Segment Start: Records provided

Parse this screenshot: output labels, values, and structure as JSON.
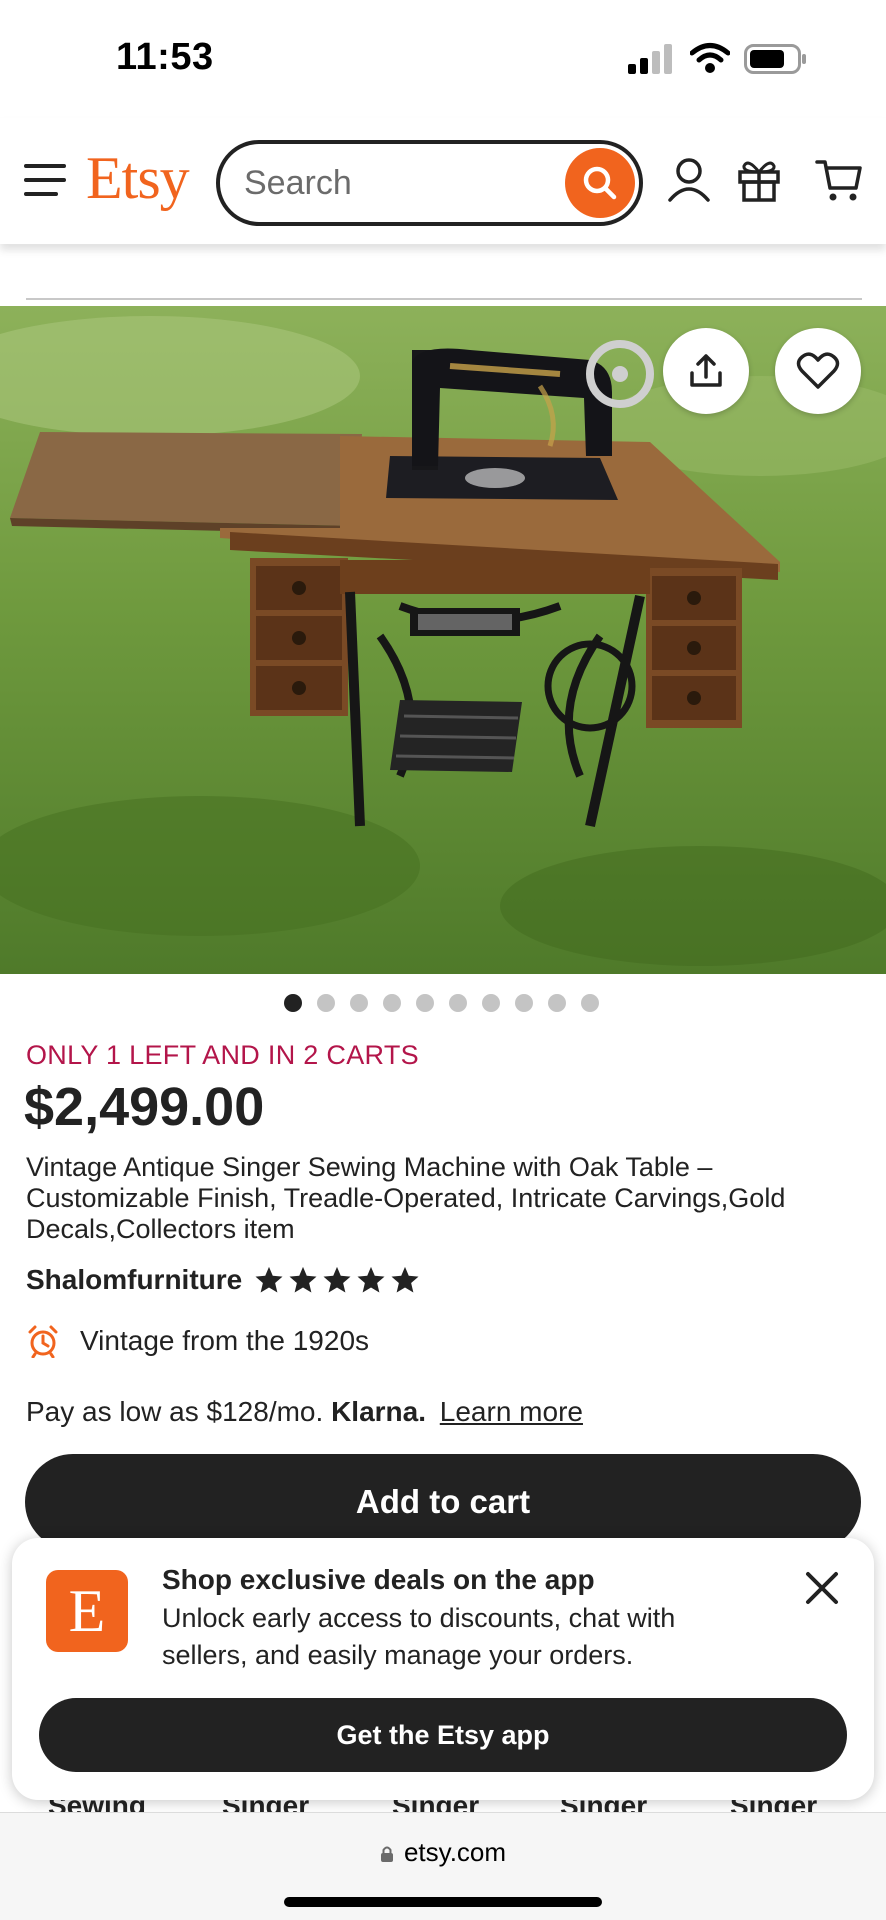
{
  "status_bar": {
    "time": "11:53"
  },
  "header": {
    "logo": "Etsy",
    "search": {
      "placeholder": "Search",
      "value": ""
    },
    "icons": [
      "menu-icon",
      "search-icon",
      "account-icon",
      "gift-icon",
      "cart-icon"
    ]
  },
  "gallery": {
    "image": "Antique Singer treadle sewing machine on a carved oak table standing on grass",
    "dot_count": 10,
    "active_dot": 0,
    "icons": [
      "share-icon",
      "heart-icon"
    ]
  },
  "listing": {
    "stock_notice": "ONLY 1 LEFT AND IN 2 CARTS",
    "price": "$2,499.00",
    "title": "Vintage Antique Singer Sewing Machine with Oak Table – Customizable Finish, Treadle-Operated, Intricate Carvings,Gold Decals,Collectors item",
    "shop_name": "Shalomfurniture",
    "rating_stars": 5,
    "vintage_text": "Vintage from the 1920s",
    "klarna": {
      "prefix": "Pay as low as $128/mo.",
      "brand": "Klarna.",
      "link": "Learn more"
    },
    "add_to_cart": "Add to cart"
  },
  "peek_items": [
    "Sewing",
    "Singer",
    "Singer",
    "Singer",
    "Singer"
  ],
  "app_banner": {
    "logo_letter": "E",
    "title": "Shop exclusive deals on the app",
    "body": "Unlock early access to discounts, chat with sellers, and easily manage your orders.",
    "button": "Get the Etsy app"
  },
  "browser": {
    "url": "etsy.com"
  },
  "colors": {
    "brand_orange": "#f1641e",
    "stock_red": "#b3154a",
    "dark": "#222222"
  }
}
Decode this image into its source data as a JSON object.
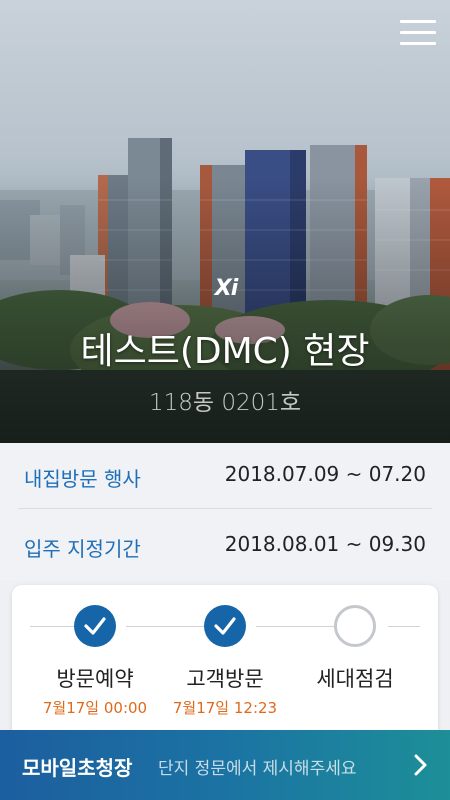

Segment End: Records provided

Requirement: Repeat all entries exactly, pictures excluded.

Response to the exercise:
Parse this screenshot: output labels, values, and structure as JSON.
{
  "status_bar": {
    "time": "11:53"
  },
  "header": {
    "logo": "Etsy",
    "search": {
      "placeholder": "Search",
      "value": ""
    },
    "icons": [
      "menu-icon",
      "search-icon",
      "account-icon",
      "gift-icon",
      "cart-icon"
    ]
  },
  "gallery": {
    "image": "Antique Singer treadle sewing machine on a carved oak table standing on grass",
    "dot_count": 10,
    "active_dot": 0,
    "icons": [
      "share-icon",
      "heart-icon"
    ]
  },
  "listing": {
    "stock_notice": "ONLY 1 LEFT AND IN 2 CARTS",
    "price": "$2,499.00",
    "title": "Vintage Antique Singer Sewing Machine with Oak Table – Customizable Finish, Treadle-Operated, Intricate Carvings,Gold Decals,Collectors item",
    "shop_name": "Shalomfurniture",
    "rating_stars": 5,
    "vintage_text": "Vintage from the 1920s",
    "klarna": {
      "prefix": "Pay as low as $128/mo.",
      "brand": "Klarna.",
      "link": "Learn more"
    },
    "add_to_cart": "Add to cart"
  },
  "peek_items": [
    "Sewing",
    "Singer",
    "Singer",
    "Singer",
    "Singer"
  ],
  "app_banner": {
    "logo_letter": "E",
    "title": "Shop exclusive deals on the app",
    "body": "Unlock early access to discounts, chat with sellers, and easily manage your orders.",
    "button": "Get the Etsy app"
  },
  "browser": {
    "url": "etsy.com"
  },
  "colors": {
    "brand_orange": "#f1641e",
    "stock_red": "#b3154a",
    "dark": "#222222"
  }
}
Decode this image into its source data as a JSON object.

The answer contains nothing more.